# TASK INSTRUCTIONS
If a record holds a picture, omit the picture, but copy everything else below exactly.
Segment Start: DATA SHOWN
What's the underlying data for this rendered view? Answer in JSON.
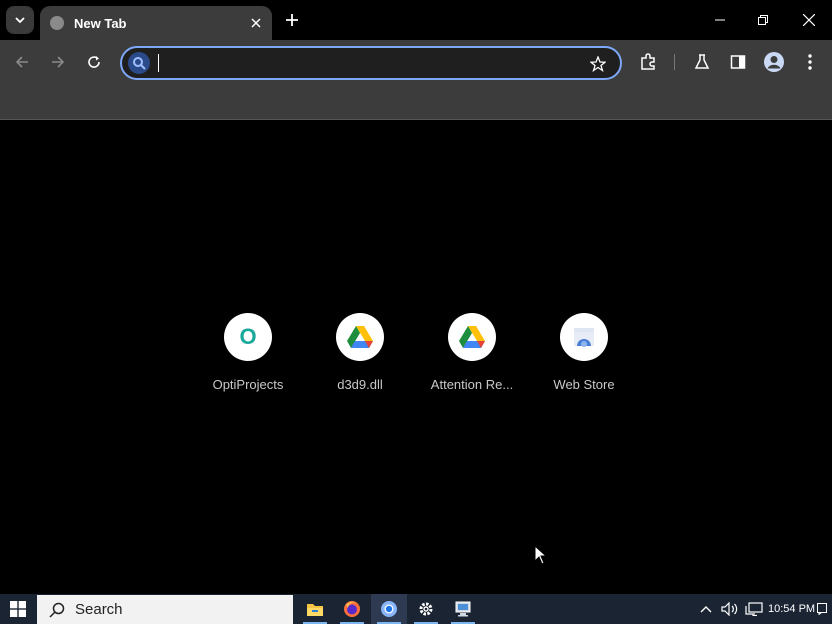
{
  "browser": {
    "tab": {
      "title": "New Tab"
    },
    "omnibox": {
      "value": "",
      "placeholder": ""
    }
  },
  "shortcuts": [
    {
      "label": "OptiProjects",
      "icon": "optiprojects-icon",
      "letter": "O"
    },
    {
      "label": "d3d9.dll",
      "icon": "google-drive-icon"
    },
    {
      "label": "Attention Re...",
      "icon": "google-drive-icon"
    },
    {
      "label": "Web Store",
      "icon": "web-store-icon"
    }
  ],
  "taskbar": {
    "search_label": "Search",
    "clock": "10:54 PM",
    "apps": [
      "file-explorer-icon",
      "firefox-icon",
      "chrome-icon",
      "settings-icon",
      "remote-desktop-icon"
    ]
  },
  "colors": {
    "accent": "#7da7f7",
    "tab_bg": "#3c3c3c",
    "taskbar_bg": "#1b2433"
  }
}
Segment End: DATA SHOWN
# OUTPUT BELOW
What's the underlying data for this rendered view? Answer in JSON.
{
  "browser": {
    "tab": {
      "title": "New Tab"
    },
    "omnibox": {
      "value": "",
      "placeholder": ""
    }
  },
  "shortcuts": [
    {
      "label": "OptiProjects",
      "icon": "optiprojects-icon",
      "letter": "O"
    },
    {
      "label": "d3d9.dll",
      "icon": "google-drive-icon"
    },
    {
      "label": "Attention Re...",
      "icon": "google-drive-icon"
    },
    {
      "label": "Web Store",
      "icon": "web-store-icon"
    }
  ],
  "taskbar": {
    "search_label": "Search",
    "clock": "10:54 PM",
    "apps": [
      "file-explorer-icon",
      "firefox-icon",
      "chrome-icon",
      "settings-icon",
      "remote-desktop-icon"
    ]
  },
  "colors": {
    "accent": "#7da7f7",
    "tab_bg": "#3c3c3c",
    "taskbar_bg": "#1b2433"
  }
}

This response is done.